7 Important things to keep in mind as a Parent
It is a very delicate balance to raise a family while keeping your life running smoothly. Here are seven tools that I have seen make life in the family front seem like a much more enjoyable ride.
- Discover your child’s inner strengths. For example, you can use them to build your child’s self-image; helping to provide the confidence he or she needs to face anything that seems difficult. Children will be more willing to hear, obey and comprehend how to correct bad behaviors if their dignity is intact.
- Scolding a child is less effective than using praise and rewards. Instead of focusing on weaknesses, find strategic ways to help your child in blooming to his or her complete potential. When encouraged and given positive reinforcement, children will automatically acquire talents to make up for any shortcomings.
- Avoid unhelpful emotional reactions, such as anger, disdain, and mockery. If your child has challenges with control, negativity will only make him or her feel worse. Use short and sublime suggestions to remind your child to focus, like “P.A.,” for “pay attention.”
- Don’t judge against siblings. When a child thinks his or her brother or sister is preferred, it may cause a competition that may scar the rest of their lives and create problems in your family. Make sure your children know that they are loved in the same way.
- Children require positive attention. If they do not get positive attention from family, they may choose to look for negative attention. This is because negative attention is still attention, and any attention is better than being ignored. Always remember to talk with your child. Love and care are the greatest healers.
- Check your child’s use of the Internet. The material that kids can search in cyberspace can be dangerous. Get a program that will let you see the web sites they visit and monitor their chats.

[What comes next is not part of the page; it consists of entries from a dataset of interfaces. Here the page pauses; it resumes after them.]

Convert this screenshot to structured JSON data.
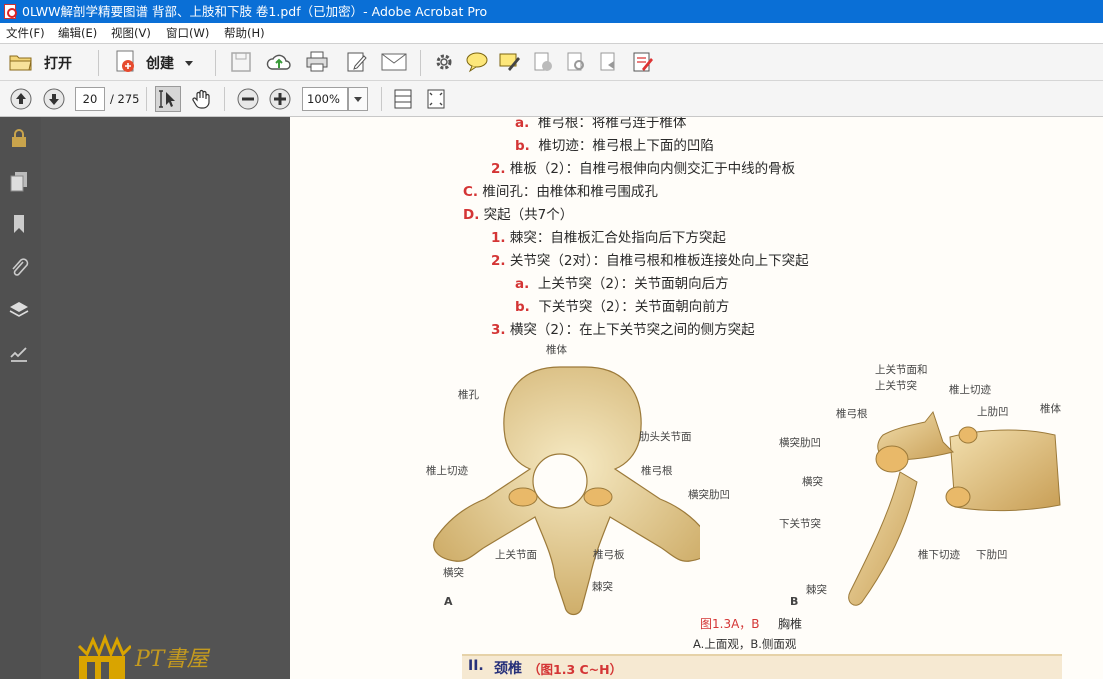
{
  "window": {
    "title": "0LWW解剖学精要图谱 背部、上肢和下肢 卷1.pdf（已加密）- Adobe Acrobat Pro"
  },
  "menu": [
    "文件(F)",
    "编辑(E)",
    "视图(V)",
    "窗口(W)",
    "帮助(H)"
  ],
  "toolbar": {
    "open_label": "打开",
    "create_label": "创建"
  },
  "nav": {
    "page_value": "20",
    "page_total": "/ 275",
    "zoom_value": "100%"
  },
  "document": {
    "lines": [
      {
        "label": "a.",
        "text": "椎弓根：将椎弓连于椎体"
      },
      {
        "label": "b.",
        "text": "椎切迹：椎弓根上下面的凹陷"
      },
      {
        "label": "2.",
        "text": "椎板（2）：自椎弓根伸向内侧交汇于中线的骨板"
      },
      {
        "label": "C.",
        "text": "椎间孔：由椎体和椎弓围成孔"
      },
      {
        "label": "D.",
        "text": "突起（共7个）"
      },
      {
        "label": "1.",
        "text": "棘突：自椎板汇合处指向后下方突起"
      },
      {
        "label": "2.",
        "text": "关节突（2对）：自椎弓根和椎板连接处向上下突起"
      },
      {
        "label": "a.",
        "text": "上关节突（2）：关节面朝向后方"
      },
      {
        "label": "b.",
        "text": "下关节突（2）：关节面朝向前方"
      },
      {
        "label": "3.",
        "text": "横突（2）：在上下关节突之间的侧方突起"
      }
    ],
    "figureA": {
      "letter": "A",
      "labels": [
        "椎体",
        "椎孔",
        "肋头关节面",
        "椎上切迹",
        "椎弓根",
        "横突肋凹",
        "上关节面",
        "椎弓板",
        "横突",
        "棘突"
      ]
    },
    "figureB": {
      "letter": "B",
      "labels": [
        "上关节面和",
        "上关节突",
        "椎上切迹",
        "椎弓根",
        "上肋凹",
        "椎体",
        "横突肋凹",
        "横突",
        "下关节突",
        "椎下切迹",
        "下肋凹",
        "棘突"
      ]
    },
    "caption": {
      "fig": "图1.3A，B",
      "title": "胸椎",
      "sub": "A.上面观，B.侧面观"
    },
    "section": {
      "num": "II.",
      "title": "颈椎",
      "ref": "（图1.3 C~H）"
    }
  },
  "watermark": {
    "text": "PT書屋"
  }
}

- Don’t give up on your child, ever! All of your child’s problems can be worked through with laughter, friendliness, and determination. With suitable parental support, even the most upsetting teens can become marvelous people.